Scan the records for the word "true". Return each line where it is found.

**Dataset excerpts**
□ □ □ □ □ □ □

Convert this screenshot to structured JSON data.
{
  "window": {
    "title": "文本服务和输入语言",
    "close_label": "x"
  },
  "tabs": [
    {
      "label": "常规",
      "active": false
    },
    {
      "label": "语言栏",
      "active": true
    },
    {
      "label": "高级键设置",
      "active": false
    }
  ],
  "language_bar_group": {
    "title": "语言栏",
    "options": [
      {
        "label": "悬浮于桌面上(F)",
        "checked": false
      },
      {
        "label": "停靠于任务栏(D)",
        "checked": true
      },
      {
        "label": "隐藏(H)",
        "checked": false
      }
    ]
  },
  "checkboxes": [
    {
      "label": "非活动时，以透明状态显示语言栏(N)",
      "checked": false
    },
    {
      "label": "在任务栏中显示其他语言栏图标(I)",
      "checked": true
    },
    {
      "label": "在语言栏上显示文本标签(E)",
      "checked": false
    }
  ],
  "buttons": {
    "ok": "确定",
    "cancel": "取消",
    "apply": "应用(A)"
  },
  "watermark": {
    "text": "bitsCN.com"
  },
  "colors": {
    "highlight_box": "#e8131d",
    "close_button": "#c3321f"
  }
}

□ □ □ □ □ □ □

**Task result**
      "active": true
        "checked": true
      "checked": true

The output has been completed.